One of the primary reasons the labor market remains weak is that construction activity is relatively low, resulting in a reduced demand for construction workers. My friends in the building industry argue that because housing starts are at historic lows, we are actually not building enough housing. While I’m open to that as a possibility, and believe it to be the case in select markets, nationally the evidence suggests otherwise.
First of all, the monthly supply of new homes — that is the time that would be required to sell off the current inventory — is still relatively high at just under seven months, as shown in the following figure. Granted this is significantly below the 12 month peak we saw at the beginning of 2009. So without a doubt this number is moving in the right direction, but it still has a little ways to go. I will be far more optmistic about the housing market when we get to around five months’ new supply.

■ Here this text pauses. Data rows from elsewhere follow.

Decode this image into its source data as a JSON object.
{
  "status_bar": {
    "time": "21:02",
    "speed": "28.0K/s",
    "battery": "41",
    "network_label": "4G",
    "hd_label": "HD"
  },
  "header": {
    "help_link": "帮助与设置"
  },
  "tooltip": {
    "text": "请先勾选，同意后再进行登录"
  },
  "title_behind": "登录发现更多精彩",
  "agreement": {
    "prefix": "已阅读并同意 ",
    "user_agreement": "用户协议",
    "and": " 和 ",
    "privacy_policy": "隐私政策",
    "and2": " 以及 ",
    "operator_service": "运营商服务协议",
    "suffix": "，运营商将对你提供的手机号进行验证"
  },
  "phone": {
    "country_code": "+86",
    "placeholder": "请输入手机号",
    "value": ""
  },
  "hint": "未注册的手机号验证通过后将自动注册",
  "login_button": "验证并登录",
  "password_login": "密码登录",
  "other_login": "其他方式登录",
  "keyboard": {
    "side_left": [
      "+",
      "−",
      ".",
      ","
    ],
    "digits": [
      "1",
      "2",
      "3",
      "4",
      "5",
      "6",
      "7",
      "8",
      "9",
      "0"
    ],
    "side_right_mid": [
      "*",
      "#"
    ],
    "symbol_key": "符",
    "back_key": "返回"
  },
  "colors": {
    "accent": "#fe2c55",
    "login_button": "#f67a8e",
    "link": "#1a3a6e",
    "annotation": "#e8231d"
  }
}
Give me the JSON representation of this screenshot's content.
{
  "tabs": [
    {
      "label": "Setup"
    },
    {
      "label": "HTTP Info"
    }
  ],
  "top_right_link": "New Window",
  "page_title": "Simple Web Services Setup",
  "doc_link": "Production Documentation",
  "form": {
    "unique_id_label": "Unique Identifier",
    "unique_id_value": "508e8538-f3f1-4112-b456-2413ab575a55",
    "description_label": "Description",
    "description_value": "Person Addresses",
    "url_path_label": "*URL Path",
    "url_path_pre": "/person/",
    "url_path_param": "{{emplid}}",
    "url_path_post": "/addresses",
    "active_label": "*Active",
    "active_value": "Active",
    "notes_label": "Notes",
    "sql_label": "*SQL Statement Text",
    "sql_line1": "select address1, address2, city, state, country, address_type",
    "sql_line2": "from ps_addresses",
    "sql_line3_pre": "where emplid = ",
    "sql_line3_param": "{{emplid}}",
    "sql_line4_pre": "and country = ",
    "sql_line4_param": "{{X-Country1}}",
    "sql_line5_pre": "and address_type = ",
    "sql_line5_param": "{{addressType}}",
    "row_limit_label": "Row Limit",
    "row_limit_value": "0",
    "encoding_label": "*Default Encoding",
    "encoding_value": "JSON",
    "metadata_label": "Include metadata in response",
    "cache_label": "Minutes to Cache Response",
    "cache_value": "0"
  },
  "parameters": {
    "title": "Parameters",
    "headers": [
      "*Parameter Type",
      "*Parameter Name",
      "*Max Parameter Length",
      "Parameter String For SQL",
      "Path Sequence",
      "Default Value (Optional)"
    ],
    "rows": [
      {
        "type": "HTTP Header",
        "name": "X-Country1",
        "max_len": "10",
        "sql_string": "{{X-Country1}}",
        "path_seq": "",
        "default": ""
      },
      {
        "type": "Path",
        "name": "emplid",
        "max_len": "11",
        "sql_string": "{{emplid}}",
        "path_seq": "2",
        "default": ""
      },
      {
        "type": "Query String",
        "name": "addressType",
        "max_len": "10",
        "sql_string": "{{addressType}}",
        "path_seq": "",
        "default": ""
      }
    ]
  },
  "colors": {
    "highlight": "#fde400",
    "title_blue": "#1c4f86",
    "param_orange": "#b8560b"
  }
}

Second, if you compare sales to new housing starts*, which the next graph does, you see that we are back in the range of where these two numbers are largely in historical balance. Sales are no longer working off the existing inventory, not like we were in 2009. So while construction activity is low, it is still more than sufficient to meet current levels of demand. The question for debate is, really, when will demand increase and how much will it increase? Personally I have a hard time seeing a lot of the speculative demand for housing coming back soon, at least not without further large price declines. In terms of additional demand coming from delayed household formations, I am confident that builders will be more than able to meet that demand when it comes back — but I also doubt that demand will be large enough to put 2 million unemployed construction workers back to work.
*(Sales to starts generally falls far below 1.0 for a varietyof reasons, including that some starts do not ever reach completion, and that some are built by the owner and never sold. It is extremely unusual to see that ratio surpass 1.0, as it did in 2009.)